**** INPUT DATA ****
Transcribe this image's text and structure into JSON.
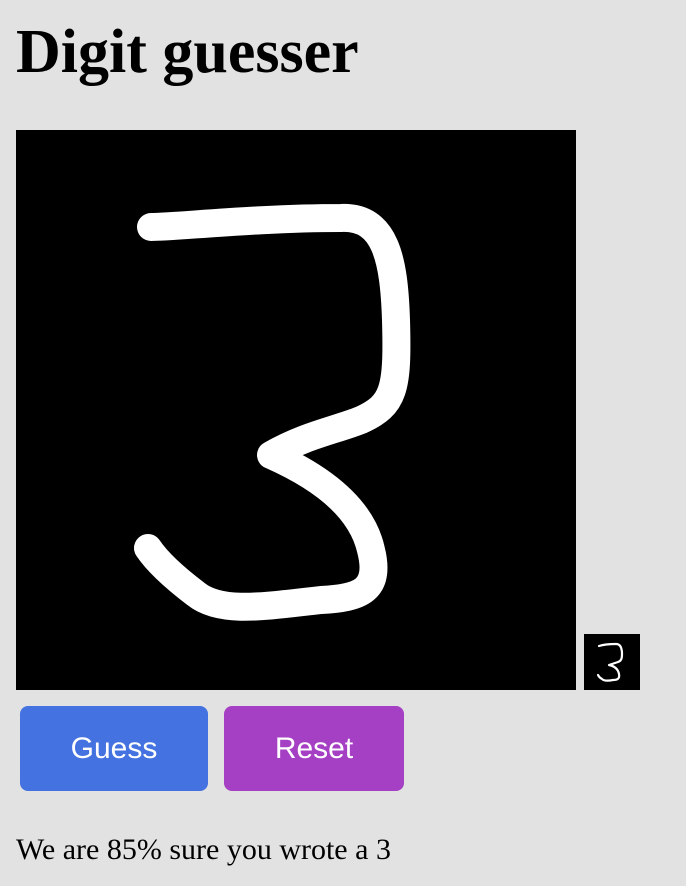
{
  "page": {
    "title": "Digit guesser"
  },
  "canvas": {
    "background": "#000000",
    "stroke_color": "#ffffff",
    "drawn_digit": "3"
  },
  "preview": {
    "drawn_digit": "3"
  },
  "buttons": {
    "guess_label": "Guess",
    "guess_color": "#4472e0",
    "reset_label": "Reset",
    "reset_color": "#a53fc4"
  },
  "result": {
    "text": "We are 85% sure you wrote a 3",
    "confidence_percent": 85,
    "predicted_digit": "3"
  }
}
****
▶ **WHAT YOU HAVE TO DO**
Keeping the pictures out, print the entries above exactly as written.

▶ **TASK ANSWER**
Transcribe this image's text and structure into JSON.
{
  "page": {
    "title": "Digit guesser"
  },
  "canvas": {
    "background": "#000000",
    "stroke_color": "#ffffff",
    "drawn_digit": "3"
  },
  "preview": {
    "drawn_digit": "3"
  },
  "buttons": {
    "guess_label": "Guess",
    "guess_color": "#4472e0",
    "reset_label": "Reset",
    "reset_color": "#a53fc4"
  },
  "result": {
    "text": "We are 85% sure you wrote a 3",
    "confidence_percent": 85,
    "predicted_digit": "3"
  }
}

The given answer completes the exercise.